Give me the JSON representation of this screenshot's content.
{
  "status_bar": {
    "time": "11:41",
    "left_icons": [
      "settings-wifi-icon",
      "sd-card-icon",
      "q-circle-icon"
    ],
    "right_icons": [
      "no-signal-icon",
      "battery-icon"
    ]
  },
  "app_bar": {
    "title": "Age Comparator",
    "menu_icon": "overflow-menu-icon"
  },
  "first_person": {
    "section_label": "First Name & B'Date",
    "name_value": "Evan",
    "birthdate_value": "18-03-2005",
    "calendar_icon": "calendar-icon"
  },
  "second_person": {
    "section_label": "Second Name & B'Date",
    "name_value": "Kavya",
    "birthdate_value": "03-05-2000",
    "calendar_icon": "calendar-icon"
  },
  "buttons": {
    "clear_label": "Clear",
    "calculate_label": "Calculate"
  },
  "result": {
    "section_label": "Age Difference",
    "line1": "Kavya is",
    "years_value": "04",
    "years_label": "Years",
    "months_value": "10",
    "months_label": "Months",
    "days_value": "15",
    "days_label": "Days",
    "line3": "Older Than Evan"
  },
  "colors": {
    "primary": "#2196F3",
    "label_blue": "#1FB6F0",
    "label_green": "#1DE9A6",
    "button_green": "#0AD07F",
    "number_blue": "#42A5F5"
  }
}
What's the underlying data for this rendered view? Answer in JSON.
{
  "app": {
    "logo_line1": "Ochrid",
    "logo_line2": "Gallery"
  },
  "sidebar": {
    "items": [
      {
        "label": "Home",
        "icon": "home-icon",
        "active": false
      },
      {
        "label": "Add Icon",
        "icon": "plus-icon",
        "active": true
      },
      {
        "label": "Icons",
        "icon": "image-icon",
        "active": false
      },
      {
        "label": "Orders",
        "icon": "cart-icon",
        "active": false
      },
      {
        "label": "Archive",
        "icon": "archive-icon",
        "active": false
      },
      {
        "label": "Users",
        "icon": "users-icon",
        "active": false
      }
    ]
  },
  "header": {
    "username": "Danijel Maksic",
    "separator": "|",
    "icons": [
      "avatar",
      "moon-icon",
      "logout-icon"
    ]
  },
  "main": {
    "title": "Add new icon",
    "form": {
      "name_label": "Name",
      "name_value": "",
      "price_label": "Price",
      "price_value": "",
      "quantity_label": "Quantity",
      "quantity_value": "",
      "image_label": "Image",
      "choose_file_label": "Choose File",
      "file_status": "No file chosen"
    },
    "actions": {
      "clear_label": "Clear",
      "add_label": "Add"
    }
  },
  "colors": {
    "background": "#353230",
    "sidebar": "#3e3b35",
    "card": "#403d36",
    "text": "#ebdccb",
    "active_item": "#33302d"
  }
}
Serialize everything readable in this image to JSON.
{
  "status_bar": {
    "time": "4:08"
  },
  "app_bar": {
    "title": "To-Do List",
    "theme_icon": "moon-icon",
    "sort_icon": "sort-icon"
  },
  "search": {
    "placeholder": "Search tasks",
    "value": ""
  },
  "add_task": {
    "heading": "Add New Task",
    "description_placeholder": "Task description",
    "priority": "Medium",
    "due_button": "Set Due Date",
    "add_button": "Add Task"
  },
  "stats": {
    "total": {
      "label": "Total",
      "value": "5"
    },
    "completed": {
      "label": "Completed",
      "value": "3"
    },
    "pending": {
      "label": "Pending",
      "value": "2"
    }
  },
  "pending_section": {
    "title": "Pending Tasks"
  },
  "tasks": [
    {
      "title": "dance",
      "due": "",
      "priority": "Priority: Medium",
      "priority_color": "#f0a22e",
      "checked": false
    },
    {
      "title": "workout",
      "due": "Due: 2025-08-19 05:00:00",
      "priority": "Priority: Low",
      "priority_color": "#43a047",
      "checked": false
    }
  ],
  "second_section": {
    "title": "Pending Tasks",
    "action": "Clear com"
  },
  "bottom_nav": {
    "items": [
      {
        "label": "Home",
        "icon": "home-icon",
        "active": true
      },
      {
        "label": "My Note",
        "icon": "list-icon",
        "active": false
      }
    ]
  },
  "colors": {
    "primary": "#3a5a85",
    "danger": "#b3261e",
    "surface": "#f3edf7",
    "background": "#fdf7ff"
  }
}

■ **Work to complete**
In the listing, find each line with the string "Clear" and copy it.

■ **Problem solution**
    "clear_label": "Clear",
      "clear_label": "Clear",
    "action": "Clear com"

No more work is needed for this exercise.